____ LISTED ENTRIES

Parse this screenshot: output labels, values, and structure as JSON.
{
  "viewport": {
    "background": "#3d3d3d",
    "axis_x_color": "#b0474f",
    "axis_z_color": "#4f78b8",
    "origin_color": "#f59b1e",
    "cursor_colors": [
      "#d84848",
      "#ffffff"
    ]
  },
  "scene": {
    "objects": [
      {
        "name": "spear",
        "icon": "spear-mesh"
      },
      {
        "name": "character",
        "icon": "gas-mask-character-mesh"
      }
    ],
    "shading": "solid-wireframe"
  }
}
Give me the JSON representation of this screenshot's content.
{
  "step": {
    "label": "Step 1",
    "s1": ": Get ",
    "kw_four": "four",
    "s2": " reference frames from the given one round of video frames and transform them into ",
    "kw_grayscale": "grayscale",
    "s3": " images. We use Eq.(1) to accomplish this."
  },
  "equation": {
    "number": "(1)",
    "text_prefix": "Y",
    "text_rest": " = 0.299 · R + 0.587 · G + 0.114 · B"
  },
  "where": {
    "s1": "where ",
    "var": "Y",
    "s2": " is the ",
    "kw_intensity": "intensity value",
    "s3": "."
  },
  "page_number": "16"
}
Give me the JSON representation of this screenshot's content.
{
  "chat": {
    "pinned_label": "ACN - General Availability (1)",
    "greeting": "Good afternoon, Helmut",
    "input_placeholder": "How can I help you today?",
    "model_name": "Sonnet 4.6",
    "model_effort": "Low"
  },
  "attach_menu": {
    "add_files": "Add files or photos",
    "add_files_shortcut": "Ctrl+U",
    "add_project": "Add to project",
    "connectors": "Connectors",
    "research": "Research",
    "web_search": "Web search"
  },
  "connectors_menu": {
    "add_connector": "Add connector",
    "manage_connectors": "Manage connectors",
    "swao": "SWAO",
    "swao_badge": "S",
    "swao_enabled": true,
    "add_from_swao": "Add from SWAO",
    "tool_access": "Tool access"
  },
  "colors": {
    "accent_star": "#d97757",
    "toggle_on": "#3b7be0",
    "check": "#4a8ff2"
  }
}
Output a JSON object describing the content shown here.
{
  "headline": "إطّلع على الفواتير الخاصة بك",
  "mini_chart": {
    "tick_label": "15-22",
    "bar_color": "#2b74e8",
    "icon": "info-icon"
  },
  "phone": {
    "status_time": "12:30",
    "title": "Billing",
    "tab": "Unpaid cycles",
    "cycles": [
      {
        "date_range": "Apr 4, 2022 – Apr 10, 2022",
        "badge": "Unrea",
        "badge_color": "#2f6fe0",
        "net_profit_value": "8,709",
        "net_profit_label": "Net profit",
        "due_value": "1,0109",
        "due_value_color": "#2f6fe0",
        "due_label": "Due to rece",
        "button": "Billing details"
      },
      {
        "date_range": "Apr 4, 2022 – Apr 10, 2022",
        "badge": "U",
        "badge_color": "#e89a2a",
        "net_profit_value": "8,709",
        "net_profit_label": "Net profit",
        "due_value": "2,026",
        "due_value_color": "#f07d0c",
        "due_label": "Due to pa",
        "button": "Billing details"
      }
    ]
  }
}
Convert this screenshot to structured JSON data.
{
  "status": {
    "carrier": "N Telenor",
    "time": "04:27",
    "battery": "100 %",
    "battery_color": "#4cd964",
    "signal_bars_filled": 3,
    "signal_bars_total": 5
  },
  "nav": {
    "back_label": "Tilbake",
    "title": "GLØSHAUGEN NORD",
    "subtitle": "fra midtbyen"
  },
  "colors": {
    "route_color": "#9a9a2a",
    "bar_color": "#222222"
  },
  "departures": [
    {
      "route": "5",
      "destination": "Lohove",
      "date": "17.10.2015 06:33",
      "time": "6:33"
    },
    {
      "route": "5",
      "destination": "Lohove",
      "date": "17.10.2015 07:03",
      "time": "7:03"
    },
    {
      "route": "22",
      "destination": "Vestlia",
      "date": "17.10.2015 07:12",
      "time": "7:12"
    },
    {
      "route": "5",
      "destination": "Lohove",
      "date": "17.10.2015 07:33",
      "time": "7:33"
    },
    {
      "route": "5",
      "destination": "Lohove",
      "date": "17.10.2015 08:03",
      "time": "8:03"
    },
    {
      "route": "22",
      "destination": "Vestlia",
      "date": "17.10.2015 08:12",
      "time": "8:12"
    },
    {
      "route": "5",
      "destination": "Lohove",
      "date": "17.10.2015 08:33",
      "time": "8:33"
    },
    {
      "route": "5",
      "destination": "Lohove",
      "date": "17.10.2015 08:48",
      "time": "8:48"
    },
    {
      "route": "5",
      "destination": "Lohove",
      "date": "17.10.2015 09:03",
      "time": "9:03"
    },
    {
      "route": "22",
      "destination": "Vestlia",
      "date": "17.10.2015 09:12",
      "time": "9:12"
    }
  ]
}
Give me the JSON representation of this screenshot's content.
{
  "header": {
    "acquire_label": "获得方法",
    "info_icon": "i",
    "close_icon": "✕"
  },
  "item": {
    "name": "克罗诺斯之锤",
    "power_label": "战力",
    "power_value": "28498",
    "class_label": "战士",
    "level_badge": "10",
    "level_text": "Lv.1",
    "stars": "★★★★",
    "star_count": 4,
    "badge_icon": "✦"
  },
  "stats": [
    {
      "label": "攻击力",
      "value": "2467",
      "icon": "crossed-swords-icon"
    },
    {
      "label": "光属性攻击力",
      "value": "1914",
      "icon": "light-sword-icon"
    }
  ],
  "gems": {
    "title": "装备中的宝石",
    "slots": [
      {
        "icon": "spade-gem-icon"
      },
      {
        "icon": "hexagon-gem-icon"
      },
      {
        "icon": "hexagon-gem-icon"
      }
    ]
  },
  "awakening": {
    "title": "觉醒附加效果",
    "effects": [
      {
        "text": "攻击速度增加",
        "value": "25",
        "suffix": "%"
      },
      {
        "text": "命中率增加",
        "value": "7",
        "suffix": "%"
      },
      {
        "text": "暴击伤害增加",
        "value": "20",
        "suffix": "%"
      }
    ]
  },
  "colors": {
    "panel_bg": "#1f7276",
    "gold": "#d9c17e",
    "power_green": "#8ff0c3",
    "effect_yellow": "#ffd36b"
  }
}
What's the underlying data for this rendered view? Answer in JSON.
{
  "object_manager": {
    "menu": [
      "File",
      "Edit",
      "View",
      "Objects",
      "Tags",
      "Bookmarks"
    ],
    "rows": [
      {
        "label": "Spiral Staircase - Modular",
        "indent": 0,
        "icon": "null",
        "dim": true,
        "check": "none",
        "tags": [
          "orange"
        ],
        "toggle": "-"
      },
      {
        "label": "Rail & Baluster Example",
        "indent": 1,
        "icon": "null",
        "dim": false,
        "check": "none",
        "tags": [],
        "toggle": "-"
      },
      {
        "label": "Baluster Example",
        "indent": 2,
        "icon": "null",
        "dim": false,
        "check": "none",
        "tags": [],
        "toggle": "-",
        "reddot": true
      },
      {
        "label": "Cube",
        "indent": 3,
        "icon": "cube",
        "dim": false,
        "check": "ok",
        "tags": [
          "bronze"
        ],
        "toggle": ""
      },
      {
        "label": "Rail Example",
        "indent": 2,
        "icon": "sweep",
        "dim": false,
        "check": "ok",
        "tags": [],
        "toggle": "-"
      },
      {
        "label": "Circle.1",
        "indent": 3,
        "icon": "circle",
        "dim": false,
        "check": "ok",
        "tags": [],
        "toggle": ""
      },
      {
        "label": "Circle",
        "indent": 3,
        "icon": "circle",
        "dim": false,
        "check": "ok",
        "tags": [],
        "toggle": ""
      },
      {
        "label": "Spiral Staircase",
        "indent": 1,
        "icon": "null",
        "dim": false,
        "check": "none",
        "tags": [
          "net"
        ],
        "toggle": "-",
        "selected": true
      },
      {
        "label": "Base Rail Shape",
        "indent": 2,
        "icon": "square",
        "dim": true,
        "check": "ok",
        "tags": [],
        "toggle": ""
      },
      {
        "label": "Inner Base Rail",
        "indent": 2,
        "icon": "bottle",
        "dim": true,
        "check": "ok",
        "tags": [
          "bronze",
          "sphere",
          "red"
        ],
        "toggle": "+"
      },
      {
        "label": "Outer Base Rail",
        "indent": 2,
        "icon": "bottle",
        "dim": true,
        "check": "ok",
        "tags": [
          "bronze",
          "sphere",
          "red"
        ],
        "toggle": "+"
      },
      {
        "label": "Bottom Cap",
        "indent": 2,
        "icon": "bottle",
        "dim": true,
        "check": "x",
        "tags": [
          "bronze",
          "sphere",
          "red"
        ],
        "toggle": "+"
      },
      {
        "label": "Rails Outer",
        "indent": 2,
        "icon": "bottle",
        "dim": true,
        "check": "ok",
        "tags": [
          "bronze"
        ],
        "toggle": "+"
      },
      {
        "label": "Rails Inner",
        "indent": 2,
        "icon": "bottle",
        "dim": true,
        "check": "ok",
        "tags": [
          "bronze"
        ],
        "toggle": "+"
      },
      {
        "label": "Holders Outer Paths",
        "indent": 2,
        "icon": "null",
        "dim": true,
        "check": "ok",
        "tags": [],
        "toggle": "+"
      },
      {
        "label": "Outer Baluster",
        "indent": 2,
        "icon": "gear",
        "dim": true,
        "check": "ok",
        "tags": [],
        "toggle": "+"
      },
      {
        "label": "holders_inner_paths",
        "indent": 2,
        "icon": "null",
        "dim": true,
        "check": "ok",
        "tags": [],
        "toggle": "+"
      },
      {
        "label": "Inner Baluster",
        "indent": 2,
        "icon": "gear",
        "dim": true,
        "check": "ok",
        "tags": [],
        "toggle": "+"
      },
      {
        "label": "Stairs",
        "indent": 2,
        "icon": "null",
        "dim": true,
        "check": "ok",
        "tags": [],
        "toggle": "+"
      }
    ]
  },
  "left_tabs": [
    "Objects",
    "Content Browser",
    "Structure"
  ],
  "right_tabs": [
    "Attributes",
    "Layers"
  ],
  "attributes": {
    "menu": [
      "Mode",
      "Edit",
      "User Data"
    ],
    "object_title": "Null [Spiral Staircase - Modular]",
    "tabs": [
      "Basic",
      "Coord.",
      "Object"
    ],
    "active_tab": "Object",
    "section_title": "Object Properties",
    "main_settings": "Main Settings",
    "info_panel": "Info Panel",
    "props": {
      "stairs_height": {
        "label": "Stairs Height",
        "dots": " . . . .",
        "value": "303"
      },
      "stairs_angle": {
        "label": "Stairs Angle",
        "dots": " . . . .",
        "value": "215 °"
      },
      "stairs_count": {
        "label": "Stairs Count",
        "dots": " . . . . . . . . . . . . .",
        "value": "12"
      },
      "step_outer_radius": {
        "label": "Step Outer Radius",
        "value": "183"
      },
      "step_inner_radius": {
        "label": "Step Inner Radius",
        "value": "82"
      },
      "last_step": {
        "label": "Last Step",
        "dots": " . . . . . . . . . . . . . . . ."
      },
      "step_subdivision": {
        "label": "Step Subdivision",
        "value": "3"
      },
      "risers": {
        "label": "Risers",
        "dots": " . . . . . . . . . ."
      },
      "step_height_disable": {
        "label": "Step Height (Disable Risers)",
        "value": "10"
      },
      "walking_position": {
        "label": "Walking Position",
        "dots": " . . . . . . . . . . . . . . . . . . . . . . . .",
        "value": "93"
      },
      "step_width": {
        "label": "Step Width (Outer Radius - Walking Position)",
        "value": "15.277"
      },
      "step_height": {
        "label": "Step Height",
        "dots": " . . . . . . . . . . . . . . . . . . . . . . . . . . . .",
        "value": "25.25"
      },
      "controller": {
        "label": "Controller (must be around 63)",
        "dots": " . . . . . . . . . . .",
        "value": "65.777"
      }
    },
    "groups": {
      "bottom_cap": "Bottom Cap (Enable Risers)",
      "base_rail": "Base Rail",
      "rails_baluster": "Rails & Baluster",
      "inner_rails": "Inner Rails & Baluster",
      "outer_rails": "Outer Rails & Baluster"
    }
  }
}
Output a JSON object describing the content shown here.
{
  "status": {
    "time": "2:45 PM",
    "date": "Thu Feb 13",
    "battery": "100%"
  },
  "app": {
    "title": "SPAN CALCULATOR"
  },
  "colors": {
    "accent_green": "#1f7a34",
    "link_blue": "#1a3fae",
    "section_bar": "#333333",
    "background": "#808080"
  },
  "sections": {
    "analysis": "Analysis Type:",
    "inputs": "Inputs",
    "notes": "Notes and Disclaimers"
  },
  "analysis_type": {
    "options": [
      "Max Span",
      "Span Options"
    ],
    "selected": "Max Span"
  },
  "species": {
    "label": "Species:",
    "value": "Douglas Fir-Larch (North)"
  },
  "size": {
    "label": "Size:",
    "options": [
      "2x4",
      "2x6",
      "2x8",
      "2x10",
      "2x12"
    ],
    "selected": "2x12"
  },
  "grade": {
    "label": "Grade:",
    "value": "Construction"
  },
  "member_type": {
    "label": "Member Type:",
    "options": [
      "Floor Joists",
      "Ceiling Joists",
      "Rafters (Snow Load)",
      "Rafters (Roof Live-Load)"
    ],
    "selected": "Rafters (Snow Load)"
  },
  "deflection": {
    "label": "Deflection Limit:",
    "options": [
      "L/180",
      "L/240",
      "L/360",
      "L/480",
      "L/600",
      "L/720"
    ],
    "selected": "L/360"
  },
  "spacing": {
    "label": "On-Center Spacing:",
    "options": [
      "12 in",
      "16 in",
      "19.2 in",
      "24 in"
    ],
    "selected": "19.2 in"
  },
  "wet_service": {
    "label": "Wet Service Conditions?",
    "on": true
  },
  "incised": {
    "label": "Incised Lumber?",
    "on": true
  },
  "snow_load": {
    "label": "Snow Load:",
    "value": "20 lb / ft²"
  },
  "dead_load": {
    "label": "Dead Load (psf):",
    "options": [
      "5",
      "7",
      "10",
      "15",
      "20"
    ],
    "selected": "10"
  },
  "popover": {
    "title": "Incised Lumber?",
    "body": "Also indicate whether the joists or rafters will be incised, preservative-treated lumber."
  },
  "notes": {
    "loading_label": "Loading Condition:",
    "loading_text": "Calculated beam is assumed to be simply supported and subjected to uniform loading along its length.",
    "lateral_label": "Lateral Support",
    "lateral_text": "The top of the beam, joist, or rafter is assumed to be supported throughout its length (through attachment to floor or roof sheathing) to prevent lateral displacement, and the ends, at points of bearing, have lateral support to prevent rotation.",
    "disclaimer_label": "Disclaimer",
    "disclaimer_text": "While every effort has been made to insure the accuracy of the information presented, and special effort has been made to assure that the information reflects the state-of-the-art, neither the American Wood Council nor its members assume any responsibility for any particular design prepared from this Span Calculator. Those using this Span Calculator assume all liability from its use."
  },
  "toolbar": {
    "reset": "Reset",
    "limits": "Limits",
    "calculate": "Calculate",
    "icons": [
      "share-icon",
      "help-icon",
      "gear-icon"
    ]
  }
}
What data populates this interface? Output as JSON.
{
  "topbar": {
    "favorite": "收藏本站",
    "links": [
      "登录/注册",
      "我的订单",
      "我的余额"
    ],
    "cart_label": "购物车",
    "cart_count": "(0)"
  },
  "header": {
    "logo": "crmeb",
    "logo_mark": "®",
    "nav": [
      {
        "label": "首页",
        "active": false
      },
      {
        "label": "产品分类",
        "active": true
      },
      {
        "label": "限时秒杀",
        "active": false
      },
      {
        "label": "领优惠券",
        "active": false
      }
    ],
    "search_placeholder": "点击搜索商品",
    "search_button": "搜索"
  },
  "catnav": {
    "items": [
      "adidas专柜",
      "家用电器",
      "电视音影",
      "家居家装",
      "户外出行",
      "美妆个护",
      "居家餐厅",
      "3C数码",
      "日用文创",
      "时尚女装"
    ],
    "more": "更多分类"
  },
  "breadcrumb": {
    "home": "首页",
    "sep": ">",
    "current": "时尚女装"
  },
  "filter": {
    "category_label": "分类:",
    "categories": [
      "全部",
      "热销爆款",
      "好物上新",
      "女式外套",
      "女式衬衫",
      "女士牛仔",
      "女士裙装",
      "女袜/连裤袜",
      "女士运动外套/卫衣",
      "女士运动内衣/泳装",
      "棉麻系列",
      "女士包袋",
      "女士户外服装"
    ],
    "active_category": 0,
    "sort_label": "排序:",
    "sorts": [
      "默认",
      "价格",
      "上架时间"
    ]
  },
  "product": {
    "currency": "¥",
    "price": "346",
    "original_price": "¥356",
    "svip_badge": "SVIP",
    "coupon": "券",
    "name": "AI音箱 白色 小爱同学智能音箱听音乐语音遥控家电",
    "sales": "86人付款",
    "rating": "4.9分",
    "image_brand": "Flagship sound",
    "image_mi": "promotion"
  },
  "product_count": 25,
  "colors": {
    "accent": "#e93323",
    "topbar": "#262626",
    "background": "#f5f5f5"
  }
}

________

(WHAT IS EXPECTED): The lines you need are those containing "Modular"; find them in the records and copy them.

(WORKED SOLUTION):
        "label": "Spiral Staircase - Modular",
    "object_title": "Null [Spiral Staircase - Modular]",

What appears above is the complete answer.